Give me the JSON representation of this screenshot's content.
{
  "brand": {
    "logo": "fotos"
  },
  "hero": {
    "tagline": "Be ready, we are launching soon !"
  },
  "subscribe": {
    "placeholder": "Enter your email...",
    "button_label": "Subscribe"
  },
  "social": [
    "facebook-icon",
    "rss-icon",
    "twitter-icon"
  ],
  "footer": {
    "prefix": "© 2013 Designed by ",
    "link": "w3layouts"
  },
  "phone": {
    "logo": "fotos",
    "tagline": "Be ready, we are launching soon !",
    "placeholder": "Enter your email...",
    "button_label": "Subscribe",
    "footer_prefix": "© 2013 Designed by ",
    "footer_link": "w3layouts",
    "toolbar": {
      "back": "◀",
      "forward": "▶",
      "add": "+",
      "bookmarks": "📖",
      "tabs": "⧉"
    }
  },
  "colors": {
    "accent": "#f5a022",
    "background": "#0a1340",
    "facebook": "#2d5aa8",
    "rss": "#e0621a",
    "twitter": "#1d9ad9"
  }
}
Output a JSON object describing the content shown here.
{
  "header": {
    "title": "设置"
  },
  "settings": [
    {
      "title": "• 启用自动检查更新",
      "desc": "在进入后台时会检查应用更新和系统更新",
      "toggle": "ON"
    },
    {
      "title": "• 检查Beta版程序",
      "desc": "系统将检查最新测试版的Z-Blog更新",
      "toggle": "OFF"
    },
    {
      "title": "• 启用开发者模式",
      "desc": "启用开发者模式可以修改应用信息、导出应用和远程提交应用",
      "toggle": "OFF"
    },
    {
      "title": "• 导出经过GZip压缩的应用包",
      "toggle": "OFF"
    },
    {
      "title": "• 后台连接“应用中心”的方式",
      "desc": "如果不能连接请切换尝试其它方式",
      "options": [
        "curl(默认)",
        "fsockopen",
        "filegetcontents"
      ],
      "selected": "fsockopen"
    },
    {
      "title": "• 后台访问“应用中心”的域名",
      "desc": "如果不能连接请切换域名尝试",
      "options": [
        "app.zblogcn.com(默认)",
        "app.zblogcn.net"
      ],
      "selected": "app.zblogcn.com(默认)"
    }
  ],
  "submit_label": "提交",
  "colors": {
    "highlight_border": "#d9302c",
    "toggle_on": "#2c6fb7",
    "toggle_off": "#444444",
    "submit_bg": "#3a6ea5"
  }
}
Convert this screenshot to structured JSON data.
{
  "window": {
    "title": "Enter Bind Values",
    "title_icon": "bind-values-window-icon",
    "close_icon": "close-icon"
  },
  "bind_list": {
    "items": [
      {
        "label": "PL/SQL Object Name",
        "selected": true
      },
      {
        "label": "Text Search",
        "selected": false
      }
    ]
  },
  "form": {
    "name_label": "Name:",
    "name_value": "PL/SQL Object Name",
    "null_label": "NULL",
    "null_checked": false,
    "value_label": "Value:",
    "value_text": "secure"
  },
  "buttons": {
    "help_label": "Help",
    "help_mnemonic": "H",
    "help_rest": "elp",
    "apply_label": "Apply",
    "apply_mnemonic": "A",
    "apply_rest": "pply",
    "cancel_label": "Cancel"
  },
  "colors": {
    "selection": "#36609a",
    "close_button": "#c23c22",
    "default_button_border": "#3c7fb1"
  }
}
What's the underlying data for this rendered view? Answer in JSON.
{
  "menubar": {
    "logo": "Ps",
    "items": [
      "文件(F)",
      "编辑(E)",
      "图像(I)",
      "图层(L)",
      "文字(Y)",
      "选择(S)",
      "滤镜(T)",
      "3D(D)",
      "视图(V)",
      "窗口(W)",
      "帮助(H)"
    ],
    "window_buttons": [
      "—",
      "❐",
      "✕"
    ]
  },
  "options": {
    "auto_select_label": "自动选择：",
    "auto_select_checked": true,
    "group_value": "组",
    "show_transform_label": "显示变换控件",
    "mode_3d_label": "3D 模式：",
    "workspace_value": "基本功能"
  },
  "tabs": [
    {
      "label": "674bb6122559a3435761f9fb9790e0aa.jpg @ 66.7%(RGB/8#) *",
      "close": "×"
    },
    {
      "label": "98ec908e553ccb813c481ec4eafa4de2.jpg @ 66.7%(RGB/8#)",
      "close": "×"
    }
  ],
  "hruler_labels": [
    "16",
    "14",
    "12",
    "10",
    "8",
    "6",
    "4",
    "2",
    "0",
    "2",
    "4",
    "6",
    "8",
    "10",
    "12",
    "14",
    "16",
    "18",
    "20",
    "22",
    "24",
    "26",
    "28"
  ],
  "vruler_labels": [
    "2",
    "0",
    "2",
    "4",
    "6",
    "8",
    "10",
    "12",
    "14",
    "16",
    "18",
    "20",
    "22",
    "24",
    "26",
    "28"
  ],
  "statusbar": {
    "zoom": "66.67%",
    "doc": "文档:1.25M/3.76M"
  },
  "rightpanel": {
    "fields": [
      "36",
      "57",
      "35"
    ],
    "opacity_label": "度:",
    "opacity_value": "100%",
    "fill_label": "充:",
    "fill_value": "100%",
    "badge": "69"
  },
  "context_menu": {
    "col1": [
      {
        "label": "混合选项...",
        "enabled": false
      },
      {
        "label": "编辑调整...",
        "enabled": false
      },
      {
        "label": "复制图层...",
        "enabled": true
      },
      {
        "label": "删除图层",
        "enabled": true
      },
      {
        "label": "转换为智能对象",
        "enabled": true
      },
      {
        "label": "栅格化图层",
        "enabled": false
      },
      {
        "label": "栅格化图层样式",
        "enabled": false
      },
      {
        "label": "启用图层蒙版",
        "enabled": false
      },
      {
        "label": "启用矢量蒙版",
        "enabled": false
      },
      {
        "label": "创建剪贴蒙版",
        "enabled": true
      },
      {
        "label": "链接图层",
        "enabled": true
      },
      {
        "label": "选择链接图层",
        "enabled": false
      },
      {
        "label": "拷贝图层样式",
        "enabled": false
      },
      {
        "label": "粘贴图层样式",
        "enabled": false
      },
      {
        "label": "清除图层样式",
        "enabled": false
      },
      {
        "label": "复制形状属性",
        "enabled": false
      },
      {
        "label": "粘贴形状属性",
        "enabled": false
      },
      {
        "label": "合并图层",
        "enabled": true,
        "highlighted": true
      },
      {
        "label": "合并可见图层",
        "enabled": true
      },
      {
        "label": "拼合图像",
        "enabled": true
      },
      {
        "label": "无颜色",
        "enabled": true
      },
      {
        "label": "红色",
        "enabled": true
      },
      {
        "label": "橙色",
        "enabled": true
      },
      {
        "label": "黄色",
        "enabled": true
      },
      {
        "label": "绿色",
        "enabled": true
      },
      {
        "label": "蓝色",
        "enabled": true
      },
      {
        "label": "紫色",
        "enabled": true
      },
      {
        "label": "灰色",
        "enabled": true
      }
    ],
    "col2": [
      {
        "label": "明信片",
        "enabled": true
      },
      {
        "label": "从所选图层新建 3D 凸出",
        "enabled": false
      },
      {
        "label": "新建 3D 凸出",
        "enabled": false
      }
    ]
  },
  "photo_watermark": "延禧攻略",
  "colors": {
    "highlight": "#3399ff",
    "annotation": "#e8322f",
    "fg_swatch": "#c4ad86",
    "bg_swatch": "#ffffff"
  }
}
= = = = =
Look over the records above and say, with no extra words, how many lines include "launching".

Solution to this task —
2